North Korea on Monday called United States (US) National Security Adviser John Bolton a “warmonger” and “human defect” after he described its recent tests of short-range missiles as a violation of United Nations (UN) Security Council resolutions.
The statement by an unidentified North Korean Foreign Ministry spokesperson came as US President Donald Trump visited Japan for meetings with Prime Minister Shinzo Abe at which the nuclear stand-off with North Korea was expected to be high on the agenda.
Bolton told reporters in Tokyo on Saturday that there was “no doubt” that North Korea’s recent missile launches violated UN resolutions and that sanctions against the North must be kept in place. Trump later downplayed the missile tests, tweeting, “North Korea fired off some small weapons, which disturbed some of my people, and others, but not me.”
North Korea tested short-range ballistic missiles on May 4 and 9, ending a pause in launches that began in late 2017. The tests were seen as a way for North Korea to pressure Washington to soften its stance on easing sanctions against it without actually causing negotiations to collapse.
In the statement carried by the North’s Korean Central News Agency, the North Korean spokesperson said the North was exercising its right of self-defence with the launches. North Korea has never recognised the UN Security Council resolutions, which it views as denying its “rights to existence and development of a sovereign state”, the statement said.
“If any object is launched, it is bound to fly in trajectory,” the statement said. It said a demand that North Korea ban all launches that use ballistic technology regardless of the range is the same as asking it to relinquish its right to self-defence.
The spokesperson said Bolton was an “ignorant” hardliner who, throughout different US administrations, pushed provocative policies against North Korea including endorsements of pre-emptive strikes and regime change.
The spokesperson also said that Bolton’s “hammer act” was responsible for the collapse of a major nuclear deal between the countries reached in 1994, when North Korea agreed to halt its nuclear programme in exchange for US fuel aid.

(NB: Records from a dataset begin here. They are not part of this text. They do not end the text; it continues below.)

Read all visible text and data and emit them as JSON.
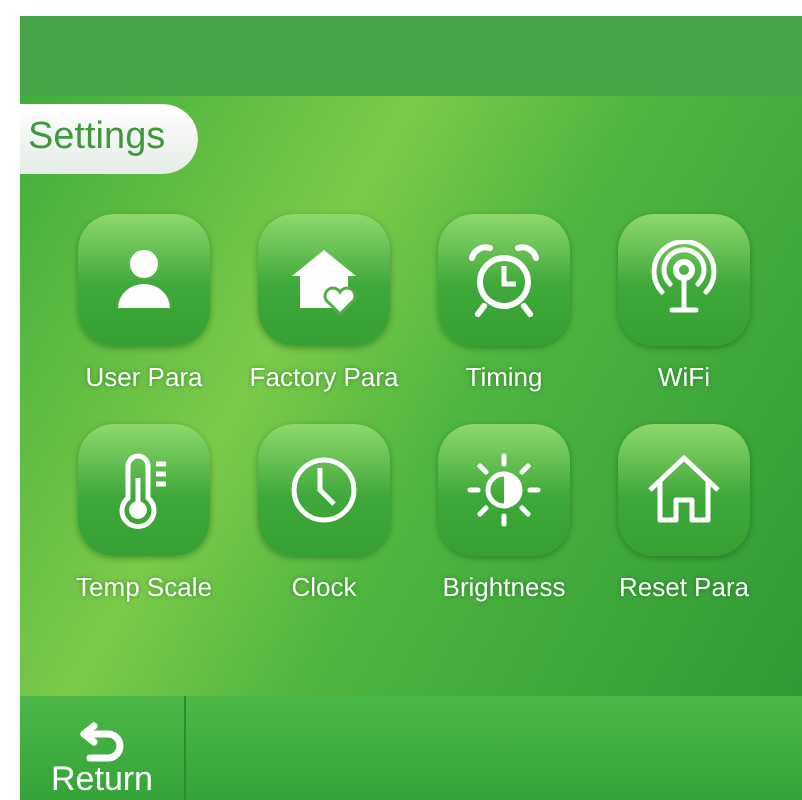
{
  "title": "Settings",
  "items": [
    {
      "label": "User Para",
      "kind": "person"
    },
    {
      "label": "Factory Para",
      "kind": "house-heart"
    },
    {
      "label": "Timing",
      "kind": "alarm"
    },
    {
      "label": "WiFi",
      "kind": "antenna"
    },
    {
      "label": "Temp Scale",
      "kind": "thermometer"
    },
    {
      "label": "Clock",
      "kind": "clock"
    },
    {
      "label": "Brightness",
      "kind": "brightness"
    },
    {
      "label": "Reset Para",
      "kind": "home"
    }
  ],
  "footer": {
    "return_label": "Return"
  }
}
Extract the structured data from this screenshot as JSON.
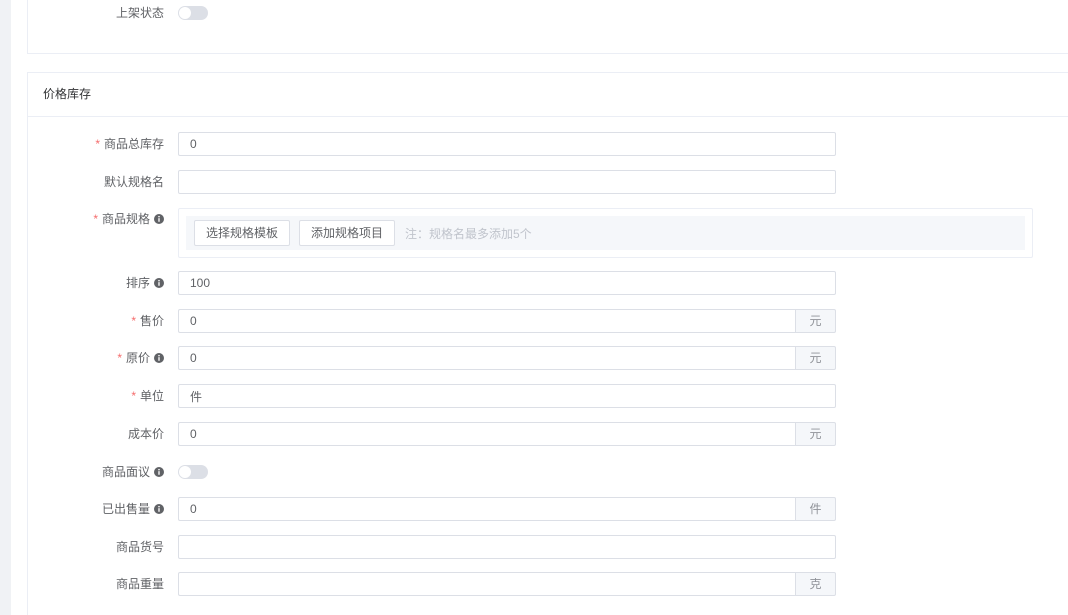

The deal broke down in 2002 after US intelligence agencies said North Korea was continuing its pursuit of bombs with a secret uranium-enrichment programme.
“It will be fit to call Bolton not a security adviser striving for security but a security-destroying adviser who is wrecking peace and security,” the spokesperson said. “It is not at all strange that perverse words always come out from the mouth of a structurally defective guy, and such a human defect deserves an earlier vanishing.”